## [Work instruction]
Each record below is to be restated word for word.
══ Available data
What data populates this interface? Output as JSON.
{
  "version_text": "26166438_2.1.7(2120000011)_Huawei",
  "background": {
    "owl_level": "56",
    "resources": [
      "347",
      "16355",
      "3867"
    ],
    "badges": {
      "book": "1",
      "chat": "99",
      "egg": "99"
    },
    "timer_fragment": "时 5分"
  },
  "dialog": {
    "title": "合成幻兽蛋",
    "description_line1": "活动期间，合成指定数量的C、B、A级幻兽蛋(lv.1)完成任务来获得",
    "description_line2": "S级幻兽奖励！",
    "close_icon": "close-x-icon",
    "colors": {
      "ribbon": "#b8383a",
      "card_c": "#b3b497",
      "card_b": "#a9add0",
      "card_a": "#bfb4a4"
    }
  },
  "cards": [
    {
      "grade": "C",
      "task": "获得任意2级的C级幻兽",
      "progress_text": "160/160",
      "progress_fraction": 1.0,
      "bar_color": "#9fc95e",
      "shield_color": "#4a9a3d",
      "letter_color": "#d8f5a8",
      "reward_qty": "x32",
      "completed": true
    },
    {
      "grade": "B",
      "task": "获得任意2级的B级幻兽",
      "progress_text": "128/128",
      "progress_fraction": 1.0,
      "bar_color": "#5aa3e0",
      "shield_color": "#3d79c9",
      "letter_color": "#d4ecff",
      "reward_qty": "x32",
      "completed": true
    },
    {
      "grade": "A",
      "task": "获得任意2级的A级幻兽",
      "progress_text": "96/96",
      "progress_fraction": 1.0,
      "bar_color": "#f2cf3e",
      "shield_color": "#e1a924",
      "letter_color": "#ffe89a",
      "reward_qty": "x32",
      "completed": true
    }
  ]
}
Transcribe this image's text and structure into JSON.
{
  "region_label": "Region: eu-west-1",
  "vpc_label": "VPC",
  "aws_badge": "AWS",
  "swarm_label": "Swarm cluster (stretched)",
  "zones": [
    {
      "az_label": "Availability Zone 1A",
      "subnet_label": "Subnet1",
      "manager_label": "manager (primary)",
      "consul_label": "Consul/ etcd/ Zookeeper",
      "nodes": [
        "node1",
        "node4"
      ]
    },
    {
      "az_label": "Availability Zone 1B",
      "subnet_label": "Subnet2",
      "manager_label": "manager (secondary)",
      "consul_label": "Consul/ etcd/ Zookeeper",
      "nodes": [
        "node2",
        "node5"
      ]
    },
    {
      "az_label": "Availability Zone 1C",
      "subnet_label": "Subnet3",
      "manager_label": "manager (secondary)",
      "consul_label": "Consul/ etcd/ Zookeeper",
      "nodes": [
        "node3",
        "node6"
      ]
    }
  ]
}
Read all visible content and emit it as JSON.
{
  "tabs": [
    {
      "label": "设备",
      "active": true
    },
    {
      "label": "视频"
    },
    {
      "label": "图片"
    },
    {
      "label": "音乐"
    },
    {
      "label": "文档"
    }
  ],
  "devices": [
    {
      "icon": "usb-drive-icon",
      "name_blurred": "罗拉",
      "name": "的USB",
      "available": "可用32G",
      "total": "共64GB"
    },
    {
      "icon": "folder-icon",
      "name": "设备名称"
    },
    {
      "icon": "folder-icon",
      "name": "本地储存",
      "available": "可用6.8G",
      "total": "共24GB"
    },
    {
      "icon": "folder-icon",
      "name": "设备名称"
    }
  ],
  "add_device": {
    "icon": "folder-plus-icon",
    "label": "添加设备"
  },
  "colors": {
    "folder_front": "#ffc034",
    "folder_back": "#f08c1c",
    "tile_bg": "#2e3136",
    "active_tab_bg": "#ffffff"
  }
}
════
## [Your solution]
What data populates this interface? Output as JSON.
{
  "version_text": "26166438_2.1.7(2120000011)_Huawei",
  "background": {
    "owl_level": "56",
    "resources": [
      "347",
      "16355",
      "3867"
    ],
    "badges": {
      "book": "1",
      "chat": "99",
      "egg": "99"
    },
    "timer_fragment": "时 5分"
  },
  "dialog": {
    "title": "合成幻兽蛋",
    "description_line1": "活动期间，合成指定数量的C、B、A级幻兽蛋(lv.1)完成任务来获得",
    "description_line2": "S级幻兽奖励！",
    "close_icon": "close-x-icon",
    "colors": {
      "ribbon": "#b8383a",
      "card_c": "#b3b497",
      "card_b": "#a9add0",
      "card_a": "#bfb4a4"
    }
  },
  "cards": [
    {
      "grade": "C",
      "task": "获得任意2级的C级幻兽",
      "progress_text": "160/160",
      "progress_fraction": 1.0,
      "bar_color": "#9fc95e",
      "shield_color": "#4a9a3d",
      "letter_color": "#d8f5a8",
      "reward_qty": "x32",
      "completed": true
    },
    {
      "grade": "B",
      "task": "获得任意2级的B级幻兽",
      "progress_text": "128/128",
      "progress_fraction": 1.0,
      "bar_color": "#5aa3e0",
      "shield_color": "#3d79c9",
      "letter_color": "#d4ecff",
      "reward_qty": "x32",
      "completed": true
    },
    {
      "grade": "A",
      "task": "获得任意2级的A级幻兽",
      "progress_text": "96/96",
      "progress_fraction": 1.0,
      "bar_color": "#f2cf3e",
      "shield_color": "#e1a924",
      "letter_color": "#ffe89a",
      "reward_qty": "x32",
      "completed": true
    }
  ]
}
Transcribe this image's text and structure into JSON.
{
  "region_label": "Region: eu-west-1",
  "vpc_label": "VPC",
  "aws_badge": "AWS",
  "swarm_label": "Swarm cluster (stretched)",
  "zones": [
    {
      "az_label": "Availability Zone 1A",
      "subnet_label": "Subnet1",
      "manager_label": "manager (primary)",
      "consul_label": "Consul/ etcd/ Zookeeper",
      "nodes": [
        "node1",
        "node4"
      ]
    },
    {
      "az_label": "Availability Zone 1B",
      "subnet_label": "Subnet2",
      "manager_label": "manager (secondary)",
      "consul_label": "Consul/ etcd/ Zookeeper",
      "nodes": [
        "node2",
        "node5"
      ]
    },
    {
      "az_label": "Availability Zone 1C",
      "subnet_label": "Subnet3",
      "manager_label": "manager (secondary)",
      "consul_label": "Consul/ etcd/ Zookeeper",
      "nodes": [
        "node3",
        "node6"
      ]
    }
  ]
}
Read all visible content and emit it as JSON.
{
  "tabs": [
    {
      "label": "设备",
      "active": true
    },
    {
      "label": "视频"
    },
    {
      "label": "图片"
    },
    {
      "label": "音乐"
    },
    {
      "label": "文档"
    }
  ],
  "devices": [
    {
      "icon": "usb-drive-icon",
      "name_blurred": "罗拉",
      "name": "的USB",
      "available": "可用32G",
      "total": "共64GB"
    },
    {
      "icon": "folder-icon",
      "name": "设备名称"
    },
    {
      "icon": "folder-icon",
      "name": "本地储存",
      "available": "可用6.8G",
      "total": "共24GB"
    },
    {
      "icon": "folder-icon",
      "name": "设备名称"
    }
  ],
  "add_device": {
    "icon": "folder-plus-icon",
    "label": "添加设备"
  },
  "colors": {
    "folder_front": "#ffc034",
    "folder_back": "#f08c1c",
    "tile_bg": "#2e3136",
    "active_tab_bg": "#ffffff"
  }
}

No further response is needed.